Press release | October 30, 2014

Brussels – In an unprecedented ruling this week, the European Ombudsman concluded at the end of an investigation into the EIB’s involvement with a road construction project in Bosnia and Herzegovina that the institution’s behaviour was "totally unacceptable" and it "risked putting into question the EU’s commitment for strengthening the rule of law in Bosnia and Herzegovina."

Publications

Briefing | February 2, 2010

On 23-25 February 2010 Bankwatchs Balkan and EBRD Co-ordinators together with colleagues from the Banja Luka-based Center for Environment and Sarajevo-based Ekotim undertook a third visit regarding the Corridor Vc motorway in Bosnia and Herzegovina.

Briefing | October 19, 2009

This report details the findings from our second fact-finding mission on the Corridor Vc motorway in Bosnia and Herzegovina, carried out in September 2009. Since the last mission in March proposals for changes in the route have been approved by the government of the Federation of Bosnia-Herzegovina, which would avoid the problems at the tentative UNESCO World Heritage Sites Blagaj and Pocitelj.

Briefing | May 16, 2009

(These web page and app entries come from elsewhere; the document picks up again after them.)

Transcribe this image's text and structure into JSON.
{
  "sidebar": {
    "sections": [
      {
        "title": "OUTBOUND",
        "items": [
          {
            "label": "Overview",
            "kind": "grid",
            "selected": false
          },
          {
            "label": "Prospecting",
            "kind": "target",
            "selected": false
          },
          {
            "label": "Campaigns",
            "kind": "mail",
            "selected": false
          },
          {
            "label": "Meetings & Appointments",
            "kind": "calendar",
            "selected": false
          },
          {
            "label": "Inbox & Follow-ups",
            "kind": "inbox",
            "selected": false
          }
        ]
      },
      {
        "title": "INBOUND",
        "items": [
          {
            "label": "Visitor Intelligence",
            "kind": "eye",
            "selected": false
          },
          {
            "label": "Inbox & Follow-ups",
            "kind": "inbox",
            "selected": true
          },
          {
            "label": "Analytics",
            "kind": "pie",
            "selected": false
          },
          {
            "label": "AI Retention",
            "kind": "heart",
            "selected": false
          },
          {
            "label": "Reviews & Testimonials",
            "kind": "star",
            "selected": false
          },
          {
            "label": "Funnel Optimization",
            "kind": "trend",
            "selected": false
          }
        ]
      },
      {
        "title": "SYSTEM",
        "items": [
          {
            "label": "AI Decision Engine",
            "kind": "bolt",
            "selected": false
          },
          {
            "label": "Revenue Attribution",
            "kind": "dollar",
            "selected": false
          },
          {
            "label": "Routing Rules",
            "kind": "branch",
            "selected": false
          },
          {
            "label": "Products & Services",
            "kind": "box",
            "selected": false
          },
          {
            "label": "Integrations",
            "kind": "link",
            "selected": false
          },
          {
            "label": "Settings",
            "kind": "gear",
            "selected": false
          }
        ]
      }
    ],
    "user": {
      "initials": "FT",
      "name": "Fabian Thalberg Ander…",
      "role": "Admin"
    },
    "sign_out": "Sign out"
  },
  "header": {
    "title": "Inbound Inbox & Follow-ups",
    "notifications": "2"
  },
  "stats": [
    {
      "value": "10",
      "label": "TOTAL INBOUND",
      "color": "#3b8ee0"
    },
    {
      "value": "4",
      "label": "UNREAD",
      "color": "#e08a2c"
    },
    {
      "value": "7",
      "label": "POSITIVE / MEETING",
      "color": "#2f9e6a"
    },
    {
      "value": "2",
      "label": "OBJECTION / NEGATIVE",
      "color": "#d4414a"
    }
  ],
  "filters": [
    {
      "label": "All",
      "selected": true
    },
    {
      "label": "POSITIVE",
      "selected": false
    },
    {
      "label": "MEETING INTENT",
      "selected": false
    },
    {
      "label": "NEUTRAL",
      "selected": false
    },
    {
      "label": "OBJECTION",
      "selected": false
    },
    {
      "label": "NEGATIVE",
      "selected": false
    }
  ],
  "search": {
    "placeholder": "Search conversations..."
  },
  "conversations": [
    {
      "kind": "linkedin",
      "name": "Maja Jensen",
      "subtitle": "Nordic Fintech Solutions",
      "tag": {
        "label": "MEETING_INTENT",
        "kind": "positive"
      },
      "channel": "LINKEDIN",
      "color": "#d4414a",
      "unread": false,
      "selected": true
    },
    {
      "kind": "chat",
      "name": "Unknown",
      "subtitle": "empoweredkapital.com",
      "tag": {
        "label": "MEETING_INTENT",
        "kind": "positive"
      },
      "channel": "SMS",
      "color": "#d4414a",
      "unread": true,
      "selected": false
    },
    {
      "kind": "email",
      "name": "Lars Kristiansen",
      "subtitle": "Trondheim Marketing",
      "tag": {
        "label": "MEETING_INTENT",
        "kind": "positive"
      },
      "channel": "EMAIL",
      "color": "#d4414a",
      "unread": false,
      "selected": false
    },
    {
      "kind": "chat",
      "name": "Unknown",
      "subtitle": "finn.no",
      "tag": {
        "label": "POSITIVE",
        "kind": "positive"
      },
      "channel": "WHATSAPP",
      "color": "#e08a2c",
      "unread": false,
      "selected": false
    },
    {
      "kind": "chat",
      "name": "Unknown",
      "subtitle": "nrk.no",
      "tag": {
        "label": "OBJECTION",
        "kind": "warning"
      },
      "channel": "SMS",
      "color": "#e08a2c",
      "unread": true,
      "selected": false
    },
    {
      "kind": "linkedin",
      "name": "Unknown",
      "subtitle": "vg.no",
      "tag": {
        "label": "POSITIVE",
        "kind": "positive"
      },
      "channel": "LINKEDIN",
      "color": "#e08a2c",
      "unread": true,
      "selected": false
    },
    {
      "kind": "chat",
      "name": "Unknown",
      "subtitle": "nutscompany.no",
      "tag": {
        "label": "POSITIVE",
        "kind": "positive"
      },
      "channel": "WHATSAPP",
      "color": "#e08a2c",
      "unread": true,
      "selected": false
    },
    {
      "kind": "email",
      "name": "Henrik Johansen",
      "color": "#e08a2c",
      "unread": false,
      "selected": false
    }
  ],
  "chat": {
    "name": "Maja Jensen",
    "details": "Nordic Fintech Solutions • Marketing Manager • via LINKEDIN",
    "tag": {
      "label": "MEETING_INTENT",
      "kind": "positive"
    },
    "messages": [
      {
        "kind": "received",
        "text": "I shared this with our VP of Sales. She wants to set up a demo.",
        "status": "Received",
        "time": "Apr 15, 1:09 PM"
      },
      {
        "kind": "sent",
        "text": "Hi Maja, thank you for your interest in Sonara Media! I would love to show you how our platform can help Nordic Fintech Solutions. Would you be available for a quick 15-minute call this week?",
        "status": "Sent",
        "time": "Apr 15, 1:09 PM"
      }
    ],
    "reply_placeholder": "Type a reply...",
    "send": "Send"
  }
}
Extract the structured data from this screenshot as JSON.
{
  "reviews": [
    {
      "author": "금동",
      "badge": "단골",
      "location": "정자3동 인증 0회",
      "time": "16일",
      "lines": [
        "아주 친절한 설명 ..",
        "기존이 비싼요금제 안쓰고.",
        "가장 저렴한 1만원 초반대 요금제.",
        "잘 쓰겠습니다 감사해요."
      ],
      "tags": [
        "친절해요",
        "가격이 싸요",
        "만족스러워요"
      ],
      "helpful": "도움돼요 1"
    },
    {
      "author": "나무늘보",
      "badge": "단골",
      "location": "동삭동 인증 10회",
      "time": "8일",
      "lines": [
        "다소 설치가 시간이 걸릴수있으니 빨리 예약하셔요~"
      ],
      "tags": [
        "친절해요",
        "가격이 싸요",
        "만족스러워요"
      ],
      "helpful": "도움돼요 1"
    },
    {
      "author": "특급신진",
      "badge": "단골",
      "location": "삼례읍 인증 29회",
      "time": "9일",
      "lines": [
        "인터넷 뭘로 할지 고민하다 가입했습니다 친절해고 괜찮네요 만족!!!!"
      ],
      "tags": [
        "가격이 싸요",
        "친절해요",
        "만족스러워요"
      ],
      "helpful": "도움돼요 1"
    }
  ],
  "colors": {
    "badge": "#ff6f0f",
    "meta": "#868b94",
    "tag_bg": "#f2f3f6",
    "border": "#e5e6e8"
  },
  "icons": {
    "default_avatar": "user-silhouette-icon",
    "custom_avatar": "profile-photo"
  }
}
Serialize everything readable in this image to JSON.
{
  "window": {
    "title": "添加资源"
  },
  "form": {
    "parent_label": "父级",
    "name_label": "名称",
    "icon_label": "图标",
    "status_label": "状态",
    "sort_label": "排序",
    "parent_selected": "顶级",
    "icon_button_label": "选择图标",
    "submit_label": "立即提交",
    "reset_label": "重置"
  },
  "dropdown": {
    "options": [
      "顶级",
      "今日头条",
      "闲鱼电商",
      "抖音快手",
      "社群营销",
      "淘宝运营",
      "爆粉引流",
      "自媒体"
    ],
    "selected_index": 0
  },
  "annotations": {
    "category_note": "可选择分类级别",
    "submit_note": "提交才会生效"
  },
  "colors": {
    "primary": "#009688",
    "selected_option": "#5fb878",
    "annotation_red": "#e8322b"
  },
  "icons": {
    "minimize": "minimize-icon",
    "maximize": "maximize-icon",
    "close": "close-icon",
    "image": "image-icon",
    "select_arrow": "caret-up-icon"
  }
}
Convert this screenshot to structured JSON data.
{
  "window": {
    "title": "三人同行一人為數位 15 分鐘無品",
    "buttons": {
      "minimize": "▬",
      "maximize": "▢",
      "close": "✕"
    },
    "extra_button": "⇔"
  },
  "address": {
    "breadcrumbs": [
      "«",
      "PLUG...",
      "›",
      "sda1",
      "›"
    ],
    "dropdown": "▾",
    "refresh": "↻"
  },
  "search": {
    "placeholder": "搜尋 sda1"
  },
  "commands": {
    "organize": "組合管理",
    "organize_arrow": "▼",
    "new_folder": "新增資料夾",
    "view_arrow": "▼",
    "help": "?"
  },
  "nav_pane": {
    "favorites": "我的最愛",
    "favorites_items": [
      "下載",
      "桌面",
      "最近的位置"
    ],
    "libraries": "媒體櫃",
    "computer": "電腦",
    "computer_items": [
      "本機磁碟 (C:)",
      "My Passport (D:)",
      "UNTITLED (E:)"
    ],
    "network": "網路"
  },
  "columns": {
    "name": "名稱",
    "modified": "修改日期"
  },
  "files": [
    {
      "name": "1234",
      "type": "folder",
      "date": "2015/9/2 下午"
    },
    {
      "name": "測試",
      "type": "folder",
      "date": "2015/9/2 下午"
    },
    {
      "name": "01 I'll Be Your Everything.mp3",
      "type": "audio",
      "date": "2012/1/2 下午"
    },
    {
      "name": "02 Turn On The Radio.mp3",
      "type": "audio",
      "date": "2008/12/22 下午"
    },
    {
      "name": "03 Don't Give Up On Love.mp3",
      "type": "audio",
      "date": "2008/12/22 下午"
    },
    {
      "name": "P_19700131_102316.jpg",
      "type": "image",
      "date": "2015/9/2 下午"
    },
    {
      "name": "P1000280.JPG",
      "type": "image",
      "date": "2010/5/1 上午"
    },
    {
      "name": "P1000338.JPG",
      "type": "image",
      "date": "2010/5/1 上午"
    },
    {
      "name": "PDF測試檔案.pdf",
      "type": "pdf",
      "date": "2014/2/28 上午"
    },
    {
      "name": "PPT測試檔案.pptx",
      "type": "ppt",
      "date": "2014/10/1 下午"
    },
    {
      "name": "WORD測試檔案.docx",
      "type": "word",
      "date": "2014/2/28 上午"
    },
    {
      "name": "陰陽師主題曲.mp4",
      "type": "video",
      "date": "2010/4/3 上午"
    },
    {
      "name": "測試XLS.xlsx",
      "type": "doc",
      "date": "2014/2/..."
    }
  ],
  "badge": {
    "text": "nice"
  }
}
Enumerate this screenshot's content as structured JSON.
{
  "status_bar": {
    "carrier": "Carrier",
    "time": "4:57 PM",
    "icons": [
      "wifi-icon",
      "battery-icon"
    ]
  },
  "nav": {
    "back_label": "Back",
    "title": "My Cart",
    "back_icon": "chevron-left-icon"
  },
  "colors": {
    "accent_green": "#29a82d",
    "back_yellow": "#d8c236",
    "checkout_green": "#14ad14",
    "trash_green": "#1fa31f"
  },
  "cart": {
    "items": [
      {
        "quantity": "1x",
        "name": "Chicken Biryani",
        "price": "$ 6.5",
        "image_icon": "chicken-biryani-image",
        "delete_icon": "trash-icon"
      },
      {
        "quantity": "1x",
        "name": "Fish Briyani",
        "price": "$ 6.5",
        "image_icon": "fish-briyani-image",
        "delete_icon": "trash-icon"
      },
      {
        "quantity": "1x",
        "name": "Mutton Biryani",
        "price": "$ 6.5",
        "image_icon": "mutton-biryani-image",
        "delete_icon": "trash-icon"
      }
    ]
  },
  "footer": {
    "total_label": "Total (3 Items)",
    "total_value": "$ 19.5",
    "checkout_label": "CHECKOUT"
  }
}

In 2008 the EBRD signed a loan for EUR 180 million for several sections of the planned 330 km long Corridor Vc motorway in Bosnia-Herzegovina. Communities living along the route are concerned about the expected negative effects on or even the destruction of valuable arable land. Furthermore another problem lies in the motorways routing through or nearby tentative UNESCO World Heritage sites, two planned national parks and other ecologically valuable terrain.